## WORK ORDER
Check every line of the entries below for "autocommit", and copy the lines that have it.

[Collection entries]
+ + + +

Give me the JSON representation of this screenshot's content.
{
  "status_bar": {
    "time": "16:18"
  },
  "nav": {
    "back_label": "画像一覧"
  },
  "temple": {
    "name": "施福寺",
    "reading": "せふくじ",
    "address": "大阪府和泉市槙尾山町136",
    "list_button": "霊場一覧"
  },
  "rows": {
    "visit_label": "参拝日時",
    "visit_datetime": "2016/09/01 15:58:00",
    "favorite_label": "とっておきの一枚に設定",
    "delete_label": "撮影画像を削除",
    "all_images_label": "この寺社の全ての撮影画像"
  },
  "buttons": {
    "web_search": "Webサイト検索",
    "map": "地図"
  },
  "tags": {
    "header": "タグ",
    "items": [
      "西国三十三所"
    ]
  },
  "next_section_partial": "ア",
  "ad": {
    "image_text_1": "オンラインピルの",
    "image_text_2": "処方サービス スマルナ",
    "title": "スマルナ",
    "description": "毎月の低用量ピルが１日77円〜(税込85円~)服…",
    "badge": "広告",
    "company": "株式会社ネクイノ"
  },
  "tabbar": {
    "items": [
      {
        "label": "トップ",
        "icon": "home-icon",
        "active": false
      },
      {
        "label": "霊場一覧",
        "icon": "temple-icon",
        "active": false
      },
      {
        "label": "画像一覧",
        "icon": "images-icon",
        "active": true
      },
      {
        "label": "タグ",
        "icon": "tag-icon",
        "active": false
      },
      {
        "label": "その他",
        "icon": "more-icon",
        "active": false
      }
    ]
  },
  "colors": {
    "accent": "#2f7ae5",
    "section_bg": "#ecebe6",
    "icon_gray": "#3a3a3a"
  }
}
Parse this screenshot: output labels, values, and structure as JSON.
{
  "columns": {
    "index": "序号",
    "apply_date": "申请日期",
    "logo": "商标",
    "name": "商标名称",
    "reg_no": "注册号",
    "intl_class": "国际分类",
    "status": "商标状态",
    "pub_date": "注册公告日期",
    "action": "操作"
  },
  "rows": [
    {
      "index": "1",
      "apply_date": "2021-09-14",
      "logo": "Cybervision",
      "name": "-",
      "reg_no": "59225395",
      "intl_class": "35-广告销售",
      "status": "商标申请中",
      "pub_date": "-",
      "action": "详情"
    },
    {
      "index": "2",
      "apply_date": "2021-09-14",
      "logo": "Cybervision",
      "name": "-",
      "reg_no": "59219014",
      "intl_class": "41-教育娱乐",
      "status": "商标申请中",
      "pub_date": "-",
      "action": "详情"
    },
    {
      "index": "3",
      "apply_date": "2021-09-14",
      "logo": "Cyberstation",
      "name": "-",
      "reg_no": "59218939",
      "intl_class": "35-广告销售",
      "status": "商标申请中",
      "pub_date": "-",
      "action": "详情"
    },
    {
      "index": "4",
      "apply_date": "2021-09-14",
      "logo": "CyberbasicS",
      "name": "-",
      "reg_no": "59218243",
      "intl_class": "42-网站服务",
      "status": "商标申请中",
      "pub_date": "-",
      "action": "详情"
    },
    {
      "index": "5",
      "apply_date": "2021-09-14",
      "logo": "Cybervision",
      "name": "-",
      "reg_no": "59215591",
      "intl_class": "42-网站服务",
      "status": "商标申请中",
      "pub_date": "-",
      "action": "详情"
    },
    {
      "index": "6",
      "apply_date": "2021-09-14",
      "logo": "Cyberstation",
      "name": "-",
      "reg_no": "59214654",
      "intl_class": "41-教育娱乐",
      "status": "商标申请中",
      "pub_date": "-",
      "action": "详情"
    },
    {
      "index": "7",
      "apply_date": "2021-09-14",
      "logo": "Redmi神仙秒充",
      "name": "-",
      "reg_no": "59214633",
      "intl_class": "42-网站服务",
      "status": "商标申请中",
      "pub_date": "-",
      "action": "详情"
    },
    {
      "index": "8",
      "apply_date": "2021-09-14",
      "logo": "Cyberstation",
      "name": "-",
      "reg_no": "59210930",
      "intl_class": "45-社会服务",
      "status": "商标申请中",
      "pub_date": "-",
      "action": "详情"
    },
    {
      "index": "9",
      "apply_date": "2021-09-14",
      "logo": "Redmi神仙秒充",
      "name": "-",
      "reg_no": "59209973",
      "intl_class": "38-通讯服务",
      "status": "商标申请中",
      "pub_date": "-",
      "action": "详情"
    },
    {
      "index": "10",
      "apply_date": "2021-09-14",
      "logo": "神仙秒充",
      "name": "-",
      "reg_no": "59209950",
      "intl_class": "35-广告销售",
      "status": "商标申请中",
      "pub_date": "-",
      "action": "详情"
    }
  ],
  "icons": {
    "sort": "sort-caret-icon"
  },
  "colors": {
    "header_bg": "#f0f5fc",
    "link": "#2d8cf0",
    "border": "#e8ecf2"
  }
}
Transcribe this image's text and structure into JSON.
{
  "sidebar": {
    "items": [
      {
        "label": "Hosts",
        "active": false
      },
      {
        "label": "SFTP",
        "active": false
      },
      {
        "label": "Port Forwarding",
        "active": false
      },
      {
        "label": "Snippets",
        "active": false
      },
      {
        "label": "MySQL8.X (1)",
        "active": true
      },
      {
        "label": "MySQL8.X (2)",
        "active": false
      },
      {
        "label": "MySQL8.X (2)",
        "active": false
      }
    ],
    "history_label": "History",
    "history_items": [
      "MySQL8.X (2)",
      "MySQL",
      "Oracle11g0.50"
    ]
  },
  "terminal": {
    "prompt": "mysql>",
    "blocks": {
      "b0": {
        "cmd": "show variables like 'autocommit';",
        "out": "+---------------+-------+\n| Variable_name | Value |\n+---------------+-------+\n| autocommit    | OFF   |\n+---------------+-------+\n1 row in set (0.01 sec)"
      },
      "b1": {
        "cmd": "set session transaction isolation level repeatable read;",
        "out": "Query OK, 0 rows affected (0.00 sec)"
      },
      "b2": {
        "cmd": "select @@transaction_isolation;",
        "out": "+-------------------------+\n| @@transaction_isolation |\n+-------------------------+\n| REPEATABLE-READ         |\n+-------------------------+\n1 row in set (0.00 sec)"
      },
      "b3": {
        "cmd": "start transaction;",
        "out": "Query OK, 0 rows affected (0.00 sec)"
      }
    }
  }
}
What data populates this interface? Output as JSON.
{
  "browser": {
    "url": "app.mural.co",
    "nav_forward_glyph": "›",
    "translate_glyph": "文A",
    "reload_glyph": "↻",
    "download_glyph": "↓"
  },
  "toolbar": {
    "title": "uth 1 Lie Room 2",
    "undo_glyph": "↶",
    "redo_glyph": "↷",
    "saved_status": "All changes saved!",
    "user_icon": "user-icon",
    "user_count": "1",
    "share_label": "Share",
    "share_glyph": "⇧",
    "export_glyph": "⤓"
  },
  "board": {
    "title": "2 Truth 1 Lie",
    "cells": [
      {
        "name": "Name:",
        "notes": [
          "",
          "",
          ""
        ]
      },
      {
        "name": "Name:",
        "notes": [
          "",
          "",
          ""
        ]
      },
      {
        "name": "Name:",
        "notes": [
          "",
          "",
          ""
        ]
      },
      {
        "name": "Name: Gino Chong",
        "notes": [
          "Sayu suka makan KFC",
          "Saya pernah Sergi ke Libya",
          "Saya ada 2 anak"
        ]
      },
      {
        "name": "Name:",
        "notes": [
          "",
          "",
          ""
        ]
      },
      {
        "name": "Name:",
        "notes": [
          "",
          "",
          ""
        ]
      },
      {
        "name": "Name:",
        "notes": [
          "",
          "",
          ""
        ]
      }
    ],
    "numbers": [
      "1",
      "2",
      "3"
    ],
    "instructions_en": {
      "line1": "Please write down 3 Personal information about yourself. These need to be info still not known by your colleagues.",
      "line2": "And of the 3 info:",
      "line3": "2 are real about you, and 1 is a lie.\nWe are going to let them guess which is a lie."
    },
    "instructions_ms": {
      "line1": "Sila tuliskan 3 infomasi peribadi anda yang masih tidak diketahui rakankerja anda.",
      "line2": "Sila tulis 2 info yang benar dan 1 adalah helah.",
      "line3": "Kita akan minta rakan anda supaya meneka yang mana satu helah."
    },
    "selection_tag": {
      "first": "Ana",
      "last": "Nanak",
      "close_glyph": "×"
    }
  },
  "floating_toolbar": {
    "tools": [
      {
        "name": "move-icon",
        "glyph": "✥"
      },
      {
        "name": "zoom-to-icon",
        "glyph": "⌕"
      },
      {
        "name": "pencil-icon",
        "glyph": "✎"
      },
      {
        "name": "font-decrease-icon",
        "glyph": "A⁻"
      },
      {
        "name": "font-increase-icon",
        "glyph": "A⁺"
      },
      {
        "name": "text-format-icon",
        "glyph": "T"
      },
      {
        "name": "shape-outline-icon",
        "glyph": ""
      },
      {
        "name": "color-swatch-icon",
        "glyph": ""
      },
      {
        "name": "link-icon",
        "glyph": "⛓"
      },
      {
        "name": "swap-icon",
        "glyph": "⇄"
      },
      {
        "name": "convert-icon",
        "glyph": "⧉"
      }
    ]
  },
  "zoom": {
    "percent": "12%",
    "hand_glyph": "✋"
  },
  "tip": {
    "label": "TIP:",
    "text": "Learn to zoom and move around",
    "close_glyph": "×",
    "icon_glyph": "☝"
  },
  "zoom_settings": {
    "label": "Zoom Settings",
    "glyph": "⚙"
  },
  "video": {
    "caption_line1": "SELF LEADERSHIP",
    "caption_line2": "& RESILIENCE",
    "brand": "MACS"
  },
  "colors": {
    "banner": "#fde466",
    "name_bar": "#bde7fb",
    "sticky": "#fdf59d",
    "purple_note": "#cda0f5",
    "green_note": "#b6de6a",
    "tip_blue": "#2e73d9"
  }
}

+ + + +

## WRITTEN ANSWER
        "cmd": "show variables like 'autocommit';",
        "out": "+---------------+-------+\n| Variable_name | Value |\n+---------------+-------+\n| autocommit    | OFF   |\n+---------------+-------+\n1 row in set (0.01 sec)"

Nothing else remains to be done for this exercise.